Vigil is a word which comes from the Latin word meaning keep awake. Originally Vigils were kept on the day before major feasts. 1st November is All Saints Day and therefore October 31st is the Vigil of All Saints, when people would watch and pray, often by the graves of their loved ones.
In our own time vigils have become synonymous with tragedy. After each horrible event there is a vigil. I remember after the Virginia Tech shooting (we were only a few miles away and lost people in our community) opening up the Church the building filling with people who just needed somewhere to go and be for a while. There are all sorts of reasons why people turn up at Vigils. There is that sense of helplessness in the face of something we cannot control; doing something helps. But there is also an element of witness, that folk are united in sorrow and condemnation of acts which deprive other’s of life. We have seen this is Squirrel Hill this week.

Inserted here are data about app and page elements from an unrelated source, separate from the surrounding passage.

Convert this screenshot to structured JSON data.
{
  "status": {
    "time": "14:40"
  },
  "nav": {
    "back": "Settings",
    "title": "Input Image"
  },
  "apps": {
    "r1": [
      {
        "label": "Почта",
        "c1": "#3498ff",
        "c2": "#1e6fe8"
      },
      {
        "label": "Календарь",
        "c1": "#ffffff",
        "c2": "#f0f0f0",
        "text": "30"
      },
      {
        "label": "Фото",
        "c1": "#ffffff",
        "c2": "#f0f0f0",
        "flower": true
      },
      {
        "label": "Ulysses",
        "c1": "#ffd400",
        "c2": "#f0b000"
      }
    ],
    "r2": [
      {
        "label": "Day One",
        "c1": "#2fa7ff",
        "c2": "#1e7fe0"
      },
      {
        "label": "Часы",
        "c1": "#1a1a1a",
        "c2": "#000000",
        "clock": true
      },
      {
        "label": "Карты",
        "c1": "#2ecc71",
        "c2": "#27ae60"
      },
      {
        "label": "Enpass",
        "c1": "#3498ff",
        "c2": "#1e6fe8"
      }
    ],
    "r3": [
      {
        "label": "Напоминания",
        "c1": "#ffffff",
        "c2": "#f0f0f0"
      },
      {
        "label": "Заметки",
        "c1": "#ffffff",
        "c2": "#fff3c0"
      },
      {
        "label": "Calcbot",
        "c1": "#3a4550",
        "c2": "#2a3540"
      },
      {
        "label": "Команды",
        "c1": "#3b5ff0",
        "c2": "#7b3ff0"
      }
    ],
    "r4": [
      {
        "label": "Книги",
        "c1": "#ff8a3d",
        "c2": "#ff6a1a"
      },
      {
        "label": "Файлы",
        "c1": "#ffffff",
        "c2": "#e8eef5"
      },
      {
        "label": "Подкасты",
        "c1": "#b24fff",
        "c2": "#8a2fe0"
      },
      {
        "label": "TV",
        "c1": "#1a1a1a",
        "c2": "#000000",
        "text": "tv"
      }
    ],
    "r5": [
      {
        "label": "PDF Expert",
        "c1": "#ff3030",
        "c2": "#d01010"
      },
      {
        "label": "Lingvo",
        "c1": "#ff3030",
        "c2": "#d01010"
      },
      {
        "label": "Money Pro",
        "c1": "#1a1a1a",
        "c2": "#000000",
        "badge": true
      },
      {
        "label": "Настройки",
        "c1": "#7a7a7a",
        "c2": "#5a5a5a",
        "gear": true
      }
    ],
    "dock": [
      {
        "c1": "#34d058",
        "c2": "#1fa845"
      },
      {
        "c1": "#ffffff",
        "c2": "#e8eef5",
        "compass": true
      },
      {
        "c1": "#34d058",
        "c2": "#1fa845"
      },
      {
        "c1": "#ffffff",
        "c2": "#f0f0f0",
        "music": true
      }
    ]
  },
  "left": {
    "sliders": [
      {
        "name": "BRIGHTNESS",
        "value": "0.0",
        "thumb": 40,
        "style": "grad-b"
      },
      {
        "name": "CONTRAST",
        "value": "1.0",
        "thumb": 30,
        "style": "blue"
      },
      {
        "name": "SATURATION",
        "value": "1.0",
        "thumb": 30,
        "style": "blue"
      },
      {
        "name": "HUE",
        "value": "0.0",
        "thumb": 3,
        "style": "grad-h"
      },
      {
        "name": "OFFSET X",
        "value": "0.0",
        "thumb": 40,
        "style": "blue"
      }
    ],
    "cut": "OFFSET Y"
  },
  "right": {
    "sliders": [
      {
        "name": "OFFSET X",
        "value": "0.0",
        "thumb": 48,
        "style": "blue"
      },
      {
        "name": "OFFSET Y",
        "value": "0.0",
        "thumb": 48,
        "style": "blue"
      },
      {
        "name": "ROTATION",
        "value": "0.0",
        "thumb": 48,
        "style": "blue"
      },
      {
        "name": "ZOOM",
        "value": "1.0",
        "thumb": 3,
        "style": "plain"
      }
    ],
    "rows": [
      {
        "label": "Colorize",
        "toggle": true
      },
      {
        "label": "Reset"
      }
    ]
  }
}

There is a time to keep vigil in mourning and solidarity. Then there is a time to keep vigil waiting on God’s word. There is no quick answer and whilst we listen to God with one ear we have to make a real effort to listen to each other with the other. Active listening, not just reactive listening, means that we expect to go away from a place changed. We expect God to change us and we can expect to be changed by each other when we leave the crowd and the night and begin on our journey as people who stay awake and are not deluded by the dreams of our own longings.